§ **Problem description**:
Would you print each of the entries below precisely as given?

§ **Records supplied**:
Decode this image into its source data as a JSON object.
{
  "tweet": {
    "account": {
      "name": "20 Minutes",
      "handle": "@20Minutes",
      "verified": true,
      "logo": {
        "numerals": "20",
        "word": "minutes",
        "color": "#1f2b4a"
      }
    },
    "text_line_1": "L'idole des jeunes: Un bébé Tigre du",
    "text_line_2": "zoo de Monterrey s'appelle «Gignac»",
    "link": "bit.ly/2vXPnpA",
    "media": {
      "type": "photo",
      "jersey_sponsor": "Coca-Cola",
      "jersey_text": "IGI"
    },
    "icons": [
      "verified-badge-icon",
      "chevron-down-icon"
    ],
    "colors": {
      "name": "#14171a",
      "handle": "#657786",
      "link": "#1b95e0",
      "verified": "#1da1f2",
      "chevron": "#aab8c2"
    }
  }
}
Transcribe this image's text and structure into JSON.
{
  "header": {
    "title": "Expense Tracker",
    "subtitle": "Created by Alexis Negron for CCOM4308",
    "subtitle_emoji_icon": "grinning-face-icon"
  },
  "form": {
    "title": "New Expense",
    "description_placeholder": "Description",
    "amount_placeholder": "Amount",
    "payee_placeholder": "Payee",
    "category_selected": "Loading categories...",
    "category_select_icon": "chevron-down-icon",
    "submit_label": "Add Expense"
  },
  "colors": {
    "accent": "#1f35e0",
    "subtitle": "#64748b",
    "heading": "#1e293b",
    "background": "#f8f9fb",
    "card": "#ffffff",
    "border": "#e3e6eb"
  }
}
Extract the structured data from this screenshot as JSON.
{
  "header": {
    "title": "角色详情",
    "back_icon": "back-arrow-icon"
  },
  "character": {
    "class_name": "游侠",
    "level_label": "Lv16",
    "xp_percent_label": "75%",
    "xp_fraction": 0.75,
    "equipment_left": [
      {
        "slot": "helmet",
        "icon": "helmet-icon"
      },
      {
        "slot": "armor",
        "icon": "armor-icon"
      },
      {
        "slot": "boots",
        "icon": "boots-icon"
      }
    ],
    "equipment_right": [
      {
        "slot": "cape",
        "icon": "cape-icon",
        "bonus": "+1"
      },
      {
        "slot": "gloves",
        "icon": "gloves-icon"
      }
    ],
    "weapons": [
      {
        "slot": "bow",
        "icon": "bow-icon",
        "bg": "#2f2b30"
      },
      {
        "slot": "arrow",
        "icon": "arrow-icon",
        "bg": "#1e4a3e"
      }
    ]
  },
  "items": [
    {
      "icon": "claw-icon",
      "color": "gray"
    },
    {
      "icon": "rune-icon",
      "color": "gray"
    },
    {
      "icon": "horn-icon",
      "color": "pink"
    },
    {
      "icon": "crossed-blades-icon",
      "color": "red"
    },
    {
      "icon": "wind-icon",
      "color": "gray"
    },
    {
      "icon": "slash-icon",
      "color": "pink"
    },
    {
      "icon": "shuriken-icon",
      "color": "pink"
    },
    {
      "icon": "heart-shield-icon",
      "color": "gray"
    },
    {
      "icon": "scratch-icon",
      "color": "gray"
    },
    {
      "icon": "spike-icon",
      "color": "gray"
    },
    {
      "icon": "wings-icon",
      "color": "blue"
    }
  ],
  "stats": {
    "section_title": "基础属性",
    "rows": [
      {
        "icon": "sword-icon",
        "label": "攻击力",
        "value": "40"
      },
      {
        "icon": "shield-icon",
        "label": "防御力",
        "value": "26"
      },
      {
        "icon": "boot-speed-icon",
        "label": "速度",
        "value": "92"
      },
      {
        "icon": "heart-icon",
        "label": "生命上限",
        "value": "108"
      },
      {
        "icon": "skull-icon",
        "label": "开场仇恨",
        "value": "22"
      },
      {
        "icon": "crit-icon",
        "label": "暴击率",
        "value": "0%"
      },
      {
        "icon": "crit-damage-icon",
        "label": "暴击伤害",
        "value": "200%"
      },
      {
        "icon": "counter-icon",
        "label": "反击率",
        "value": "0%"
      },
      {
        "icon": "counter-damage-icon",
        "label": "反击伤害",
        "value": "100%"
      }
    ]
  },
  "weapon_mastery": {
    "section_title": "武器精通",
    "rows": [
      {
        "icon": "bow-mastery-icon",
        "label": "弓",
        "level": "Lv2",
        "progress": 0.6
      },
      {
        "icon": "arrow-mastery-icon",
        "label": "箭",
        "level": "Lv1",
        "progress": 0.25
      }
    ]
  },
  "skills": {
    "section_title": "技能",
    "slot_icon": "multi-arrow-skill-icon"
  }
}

§ **Reply**:
Decode this image into its source data as a JSON object.
{
  "tweet": {
    "account": {
      "name": "20 Minutes",
      "handle": "@20Minutes",
      "verified": true,
      "logo": {
        "numerals": "20",
        "word": "minutes",
        "color": "#1f2b4a"
      }
    },
    "text_line_1": "L'idole des jeunes: Un bébé Tigre du",
    "text_line_2": "zoo de Monterrey s'appelle «Gignac»",
    "link": "bit.ly/2vXPnpA",
    "media": {
      "type": "photo",
      "jersey_sponsor": "Coca-Cola",
      "jersey_text": "IGI"
    },
    "icons": [
      "verified-badge-icon",
      "chevron-down-icon"
    ],
    "colors": {
      "name": "#14171a",
      "handle": "#657786",
      "link": "#1b95e0",
      "verified": "#1da1f2",
      "chevron": "#aab8c2"
    }
  }
}
Transcribe this image's text and structure into JSON.
{
  "header": {
    "title": "Expense Tracker",
    "subtitle": "Created by Alexis Negron for CCOM4308",
    "subtitle_emoji_icon": "grinning-face-icon"
  },
  "form": {
    "title": "New Expense",
    "description_placeholder": "Description",
    "amount_placeholder": "Amount",
    "payee_placeholder": "Payee",
    "category_selected": "Loading categories...",
    "category_select_icon": "chevron-down-icon",
    "submit_label": "Add Expense"
  },
  "colors": {
    "accent": "#1f35e0",
    "subtitle": "#64748b",
    "heading": "#1e293b",
    "background": "#f8f9fb",
    "card": "#ffffff",
    "border": "#e3e6eb"
  }
}
Extract the structured data from this screenshot as JSON.
{
  "header": {
    "title": "角色详情",
    "back_icon": "back-arrow-icon"
  },
  "character": {
    "class_name": "游侠",
    "level_label": "Lv16",
    "xp_percent_label": "75%",
    "xp_fraction": 0.75,
    "equipment_left": [
      {
        "slot": "helmet",
        "icon": "helmet-icon"
      },
      {
        "slot": "armor",
        "icon": "armor-icon"
      },
      {
        "slot": "boots",
        "icon": "boots-icon"
      }
    ],
    "equipment_right": [
      {
        "slot": "cape",
        "icon": "cape-icon",
        "bonus": "+1"
      },
      {
        "slot": "gloves",
        "icon": "gloves-icon"
      }
    ],
    "weapons": [
      {
        "slot": "bow",
        "icon": "bow-icon",
        "bg": "#2f2b30"
      },
      {
        "slot": "arrow",
        "icon": "arrow-icon",
        "bg": "#1e4a3e"
      }
    ]
  },
  "items": [
    {
      "icon": "claw-icon",
      "color": "gray"
    },
    {
      "icon": "rune-icon",
      "color": "gray"
    },
    {
      "icon": "horn-icon",
      "color": "pink"
    },
    {
      "icon": "crossed-blades-icon",
      "color": "red"
    },
    {
      "icon": "wind-icon",
      "color": "gray"
    },
    {
      "icon": "slash-icon",
      "color": "pink"
    },
    {
      "icon": "shuriken-icon",
      "color": "pink"
    },
    {
      "icon": "heart-shield-icon",
      "color": "gray"
    },
    {
      "icon": "scratch-icon",
      "color": "gray"
    },
    {
      "icon": "spike-icon",
      "color": "gray"
    },
    {
      "icon": "wings-icon",
      "color": "blue"
    }
  ],
  "stats": {
    "section_title": "基础属性",
    "rows": [
      {
        "icon": "sword-icon",
        "label": "攻击力",
        "value": "40"
      },
      {
        "icon": "shield-icon",
        "label": "防御力",
        "value": "26"
      },
      {
        "icon": "boot-speed-icon",
        "label": "速度",
        "value": "92"
      },
      {
        "icon": "heart-icon",
        "label": "生命上限",
        "value": "108"
      },
      {
        "icon": "skull-icon",
        "label": "开场仇恨",
        "value": "22"
      },
      {
        "icon": "crit-icon",
        "label": "暴击率",
        "value": "0%"
      },
      {
        "icon": "crit-damage-icon",
        "label": "暴击伤害",
        "value": "200%"
      },
      {
        "icon": "counter-icon",
        "label": "反击率",
        "value": "0%"
      },
      {
        "icon": "counter-damage-icon",
        "label": "反击伤害",
        "value": "100%"
      }
    ]
  },
  "weapon_mastery": {
    "section_title": "武器精通",
    "rows": [
      {
        "icon": "bow-mastery-icon",
        "label": "弓",
        "level": "Lv2",
        "progress": 0.6
      },
      {
        "icon": "arrow-mastery-icon",
        "label": "箭",
        "level": "Lv1",
        "progress": 0.25
      }
    ]
  },
  "skills": {
    "section_title": "技能",
    "slot_icon": "multi-arrow-skill-icon"
  }
}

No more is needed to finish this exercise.